What you need to do — Each line below that contains the word "atom" must be copied.
──────
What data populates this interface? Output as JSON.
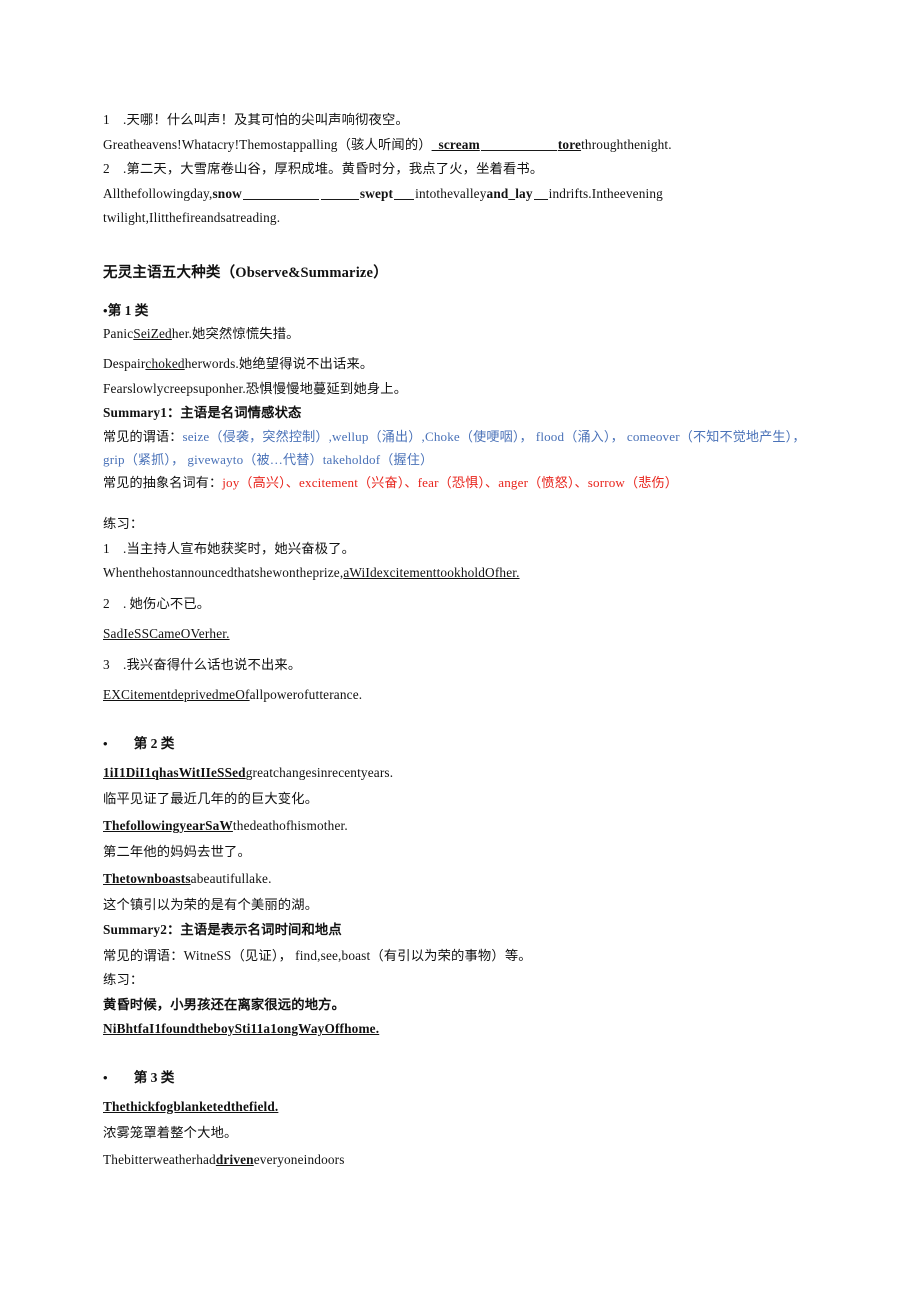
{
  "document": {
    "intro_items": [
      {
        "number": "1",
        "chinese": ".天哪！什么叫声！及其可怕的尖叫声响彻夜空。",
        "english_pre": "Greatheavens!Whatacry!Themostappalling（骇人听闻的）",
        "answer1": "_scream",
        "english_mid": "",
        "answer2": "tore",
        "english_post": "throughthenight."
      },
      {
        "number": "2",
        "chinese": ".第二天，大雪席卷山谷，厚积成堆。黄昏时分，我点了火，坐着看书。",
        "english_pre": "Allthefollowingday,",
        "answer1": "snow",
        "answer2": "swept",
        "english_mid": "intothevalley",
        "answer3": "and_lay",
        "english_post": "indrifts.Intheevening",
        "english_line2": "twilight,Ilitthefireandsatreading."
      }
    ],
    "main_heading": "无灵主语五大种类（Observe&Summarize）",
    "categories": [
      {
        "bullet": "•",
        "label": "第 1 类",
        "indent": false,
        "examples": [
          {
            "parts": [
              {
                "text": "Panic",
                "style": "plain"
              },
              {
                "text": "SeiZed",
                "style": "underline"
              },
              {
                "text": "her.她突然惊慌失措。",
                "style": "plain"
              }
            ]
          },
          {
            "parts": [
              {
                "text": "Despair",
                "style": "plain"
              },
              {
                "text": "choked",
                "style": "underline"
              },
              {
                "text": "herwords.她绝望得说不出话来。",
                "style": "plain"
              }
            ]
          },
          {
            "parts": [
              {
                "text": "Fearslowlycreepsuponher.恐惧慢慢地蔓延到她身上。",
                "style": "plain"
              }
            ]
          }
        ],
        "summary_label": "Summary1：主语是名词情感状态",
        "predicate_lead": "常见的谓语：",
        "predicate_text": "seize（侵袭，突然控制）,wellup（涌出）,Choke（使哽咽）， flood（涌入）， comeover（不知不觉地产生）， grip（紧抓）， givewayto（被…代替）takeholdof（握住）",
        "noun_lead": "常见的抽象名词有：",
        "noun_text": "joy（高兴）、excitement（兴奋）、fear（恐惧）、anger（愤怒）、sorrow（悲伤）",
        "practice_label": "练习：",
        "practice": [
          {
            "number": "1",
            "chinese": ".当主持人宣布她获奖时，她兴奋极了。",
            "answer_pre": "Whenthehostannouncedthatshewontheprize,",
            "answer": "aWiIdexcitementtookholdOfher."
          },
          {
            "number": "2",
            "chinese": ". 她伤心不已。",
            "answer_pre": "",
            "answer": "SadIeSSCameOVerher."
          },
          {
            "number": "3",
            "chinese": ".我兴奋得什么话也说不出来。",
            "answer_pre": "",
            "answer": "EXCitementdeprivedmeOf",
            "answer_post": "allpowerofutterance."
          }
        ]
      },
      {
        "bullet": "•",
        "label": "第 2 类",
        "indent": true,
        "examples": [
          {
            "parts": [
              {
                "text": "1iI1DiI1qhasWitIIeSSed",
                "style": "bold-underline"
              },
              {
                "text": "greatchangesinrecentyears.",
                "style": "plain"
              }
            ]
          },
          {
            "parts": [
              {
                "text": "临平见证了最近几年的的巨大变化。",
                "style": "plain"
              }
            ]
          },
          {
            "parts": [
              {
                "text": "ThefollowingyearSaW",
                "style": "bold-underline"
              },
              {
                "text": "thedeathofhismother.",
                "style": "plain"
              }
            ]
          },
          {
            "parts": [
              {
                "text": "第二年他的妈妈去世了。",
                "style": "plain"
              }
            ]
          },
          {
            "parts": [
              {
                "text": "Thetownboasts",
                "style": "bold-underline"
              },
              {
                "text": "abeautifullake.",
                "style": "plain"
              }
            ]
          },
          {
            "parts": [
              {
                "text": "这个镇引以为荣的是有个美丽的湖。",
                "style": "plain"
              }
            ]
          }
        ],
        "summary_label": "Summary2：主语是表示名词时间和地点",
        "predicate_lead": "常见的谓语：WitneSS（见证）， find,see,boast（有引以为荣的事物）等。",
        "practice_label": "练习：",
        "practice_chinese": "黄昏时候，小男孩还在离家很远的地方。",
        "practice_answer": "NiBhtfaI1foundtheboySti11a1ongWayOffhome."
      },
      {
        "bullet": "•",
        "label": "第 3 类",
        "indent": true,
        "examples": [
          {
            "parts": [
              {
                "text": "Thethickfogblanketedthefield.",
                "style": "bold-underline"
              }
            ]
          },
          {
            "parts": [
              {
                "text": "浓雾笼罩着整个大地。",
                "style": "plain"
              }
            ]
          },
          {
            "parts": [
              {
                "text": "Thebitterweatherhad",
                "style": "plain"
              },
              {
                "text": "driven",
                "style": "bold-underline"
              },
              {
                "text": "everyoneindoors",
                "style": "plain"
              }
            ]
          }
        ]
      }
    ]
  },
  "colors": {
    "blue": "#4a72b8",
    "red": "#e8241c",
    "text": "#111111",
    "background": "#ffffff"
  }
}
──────
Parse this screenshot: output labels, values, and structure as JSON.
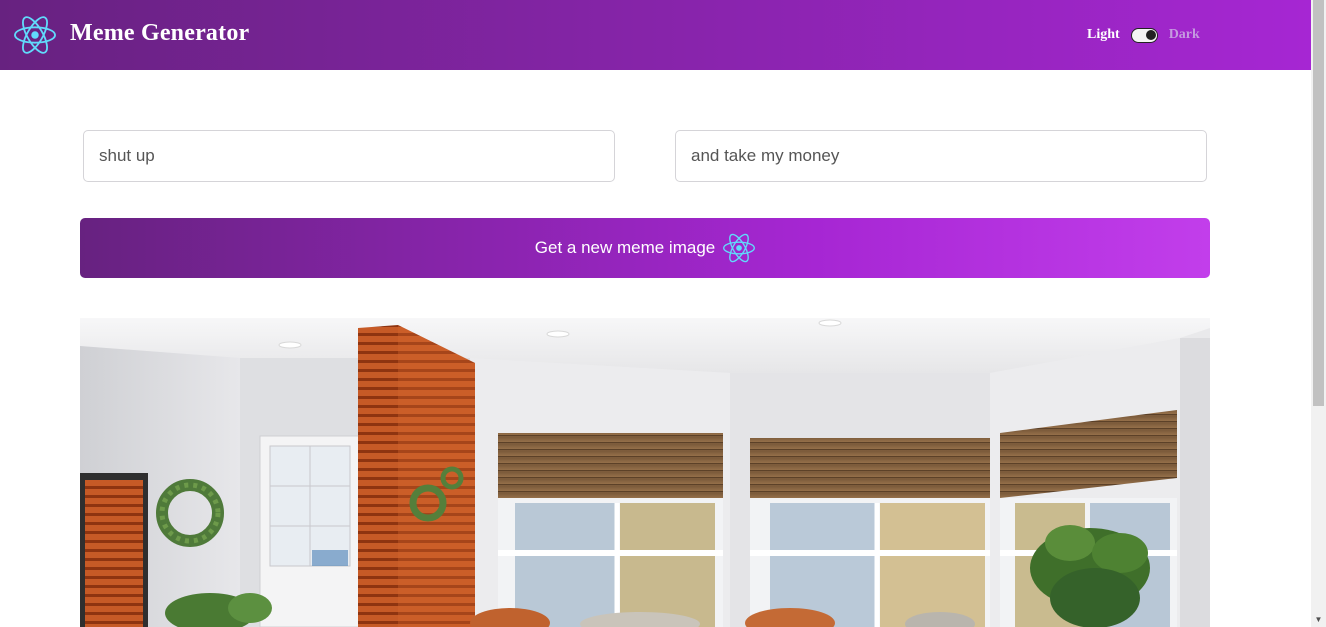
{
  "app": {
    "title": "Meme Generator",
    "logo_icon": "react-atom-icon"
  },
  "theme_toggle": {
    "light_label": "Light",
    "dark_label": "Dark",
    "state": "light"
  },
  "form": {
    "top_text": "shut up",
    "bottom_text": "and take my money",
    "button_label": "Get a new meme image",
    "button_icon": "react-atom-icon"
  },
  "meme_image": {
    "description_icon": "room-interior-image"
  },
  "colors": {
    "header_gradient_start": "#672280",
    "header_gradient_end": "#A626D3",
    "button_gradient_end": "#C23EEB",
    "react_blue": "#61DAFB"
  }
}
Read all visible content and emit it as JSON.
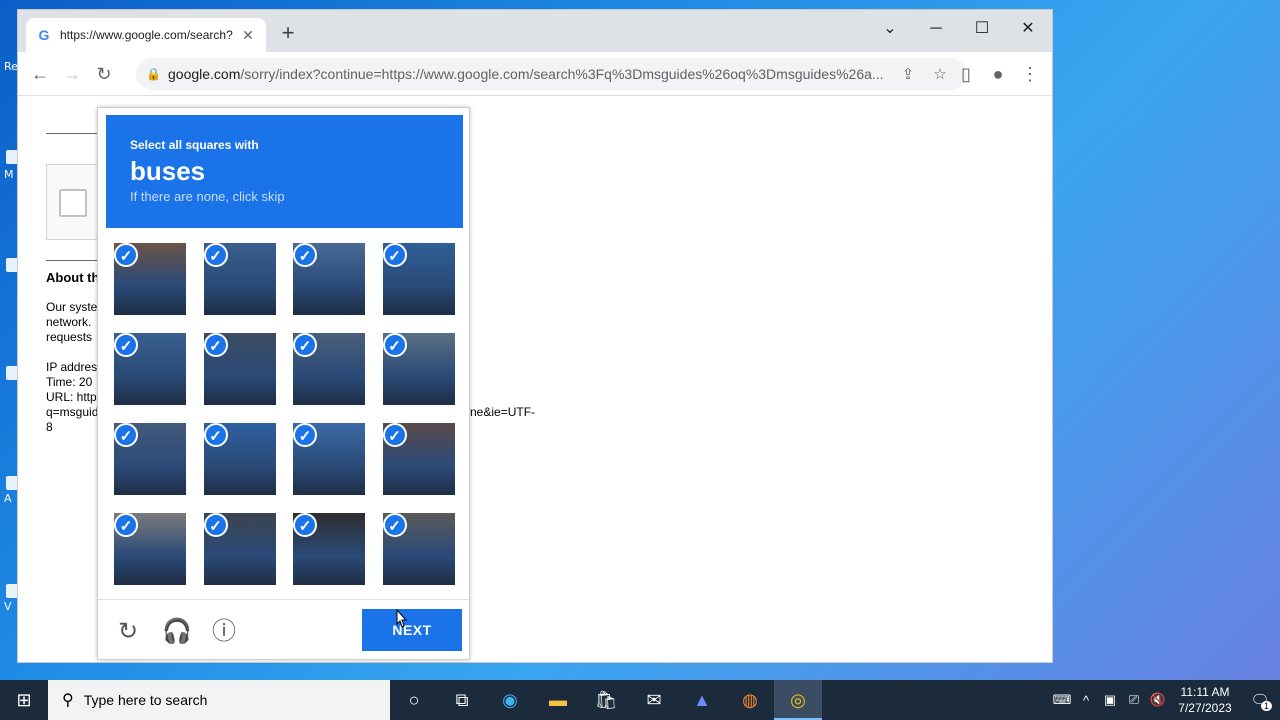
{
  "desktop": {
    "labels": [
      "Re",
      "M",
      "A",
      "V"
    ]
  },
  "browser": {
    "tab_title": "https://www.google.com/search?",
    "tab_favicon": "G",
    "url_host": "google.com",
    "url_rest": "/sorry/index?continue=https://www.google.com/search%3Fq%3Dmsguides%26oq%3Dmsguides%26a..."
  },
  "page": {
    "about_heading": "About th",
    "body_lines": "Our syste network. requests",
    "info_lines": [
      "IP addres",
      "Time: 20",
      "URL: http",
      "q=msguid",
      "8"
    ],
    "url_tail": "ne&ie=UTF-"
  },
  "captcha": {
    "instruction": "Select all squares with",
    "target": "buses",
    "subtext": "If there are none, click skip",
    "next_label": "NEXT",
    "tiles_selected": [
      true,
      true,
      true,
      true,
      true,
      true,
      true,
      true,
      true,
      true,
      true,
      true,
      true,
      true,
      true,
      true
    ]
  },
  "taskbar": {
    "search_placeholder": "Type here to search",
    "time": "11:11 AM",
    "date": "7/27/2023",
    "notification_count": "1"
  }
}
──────
Response to this exercise —
    "logo_icon": "react-atom-icon"
    "button_icon": "react-atom-icon"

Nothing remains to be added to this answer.